** Supplied records **

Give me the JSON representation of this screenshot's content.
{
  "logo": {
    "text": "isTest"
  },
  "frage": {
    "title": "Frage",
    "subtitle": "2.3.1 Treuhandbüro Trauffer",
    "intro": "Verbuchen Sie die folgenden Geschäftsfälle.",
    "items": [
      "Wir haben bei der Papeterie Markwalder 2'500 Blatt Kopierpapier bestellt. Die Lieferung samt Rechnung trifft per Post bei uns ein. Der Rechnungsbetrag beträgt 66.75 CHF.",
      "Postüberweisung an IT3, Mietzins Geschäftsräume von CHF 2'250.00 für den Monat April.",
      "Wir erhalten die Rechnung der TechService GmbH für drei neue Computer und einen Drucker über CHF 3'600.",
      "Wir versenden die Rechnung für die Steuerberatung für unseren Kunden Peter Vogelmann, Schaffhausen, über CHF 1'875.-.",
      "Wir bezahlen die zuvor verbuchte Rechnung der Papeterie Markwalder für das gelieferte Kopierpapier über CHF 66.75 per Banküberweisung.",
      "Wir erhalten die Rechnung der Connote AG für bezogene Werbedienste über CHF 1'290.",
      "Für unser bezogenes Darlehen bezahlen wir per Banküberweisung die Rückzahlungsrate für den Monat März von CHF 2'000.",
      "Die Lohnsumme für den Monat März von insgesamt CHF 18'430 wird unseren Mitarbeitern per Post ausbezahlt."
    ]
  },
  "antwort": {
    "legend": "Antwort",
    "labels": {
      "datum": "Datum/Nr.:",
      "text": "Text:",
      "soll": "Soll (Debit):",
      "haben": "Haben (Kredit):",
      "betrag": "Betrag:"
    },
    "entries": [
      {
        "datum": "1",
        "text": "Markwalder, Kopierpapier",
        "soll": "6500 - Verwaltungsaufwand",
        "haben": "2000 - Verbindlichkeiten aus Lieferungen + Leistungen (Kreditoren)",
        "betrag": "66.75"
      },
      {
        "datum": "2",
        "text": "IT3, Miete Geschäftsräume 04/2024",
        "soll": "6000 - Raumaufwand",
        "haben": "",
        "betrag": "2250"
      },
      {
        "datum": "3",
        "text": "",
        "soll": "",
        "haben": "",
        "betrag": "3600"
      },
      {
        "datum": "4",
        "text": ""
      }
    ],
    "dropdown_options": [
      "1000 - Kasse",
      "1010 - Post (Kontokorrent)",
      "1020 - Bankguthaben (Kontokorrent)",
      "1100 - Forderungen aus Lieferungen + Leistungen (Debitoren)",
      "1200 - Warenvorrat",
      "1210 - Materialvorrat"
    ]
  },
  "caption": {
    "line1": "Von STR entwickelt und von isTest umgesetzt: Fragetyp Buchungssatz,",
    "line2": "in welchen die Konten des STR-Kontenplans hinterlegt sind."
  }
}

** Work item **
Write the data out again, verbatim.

** Written solution **
Give me the JSON representation of this screenshot's content.
{
  "logo": {
    "text": "isTest"
  },
  "frage": {
    "title": "Frage",
    "subtitle": "2.3.1 Treuhandbüro Trauffer",
    "intro": "Verbuchen Sie die folgenden Geschäftsfälle.",
    "items": [
      "Wir haben bei der Papeterie Markwalder 2'500 Blatt Kopierpapier bestellt. Die Lieferung samt Rechnung trifft per Post bei uns ein. Der Rechnungsbetrag beträgt 66.75 CHF.",
      "Postüberweisung an IT3, Mietzins Geschäftsräume von CHF 2'250.00 für den Monat April.",
      "Wir erhalten die Rechnung der TechService GmbH für drei neue Computer und einen Drucker über CHF 3'600.",
      "Wir versenden die Rechnung für die Steuerberatung für unseren Kunden Peter Vogelmann, Schaffhausen, über CHF 1'875.-.",
      "Wir bezahlen die zuvor verbuchte Rechnung der Papeterie Markwalder für das gelieferte Kopierpapier über CHF 66.75 per Banküberweisung.",
      "Wir erhalten die Rechnung der Connote AG für bezogene Werbedienste über CHF 1'290.",
      "Für unser bezogenes Darlehen bezahlen wir per Banküberweisung die Rückzahlungsrate für den Monat März von CHF 2'000.",
      "Die Lohnsumme für den Monat März von insgesamt CHF 18'430 wird unseren Mitarbeitern per Post ausbezahlt."
    ]
  },
  "antwort": {
    "legend": "Antwort",
    "labels": {
      "datum": "Datum/Nr.:",
      "text": "Text:",
      "soll": "Soll (Debit):",
      "haben": "Haben (Kredit):",
      "betrag": "Betrag:"
    },
    "entries": [
      {
        "datum": "1",
        "text": "Markwalder, Kopierpapier",
        "soll": "6500 - Verwaltungsaufwand",
        "haben": "2000 - Verbindlichkeiten aus Lieferungen + Leistungen (Kreditoren)",
        "betrag": "66.75"
      },
      {
        "datum": "2",
        "text": "IT3, Miete Geschäftsräume 04/2024",
        "soll": "6000 - Raumaufwand",
        "haben": "",
        "betrag": "2250"
      },
      {
        "datum": "3",
        "text": "",
        "soll": "",
        "haben": "",
        "betrag": "3600"
      },
      {
        "datum": "4",
        "text": ""
      }
    ],
    "dropdown_options": [
      "1000 - Kasse",
      "1010 - Post (Kontokorrent)",
      "1020 - Bankguthaben (Kontokorrent)",
      "1100 - Forderungen aus Lieferungen + Leistungen (Debitoren)",
      "1200 - Warenvorrat",
      "1210 - Materialvorrat"
    ]
  },
  "caption": {
    "line1": "Von STR entwickelt und von isTest umgesetzt: Fragetyp Buchungssatz,",
    "line2": "in welchen die Konten des STR-Kontenplans hinterlegt sind."
  }
}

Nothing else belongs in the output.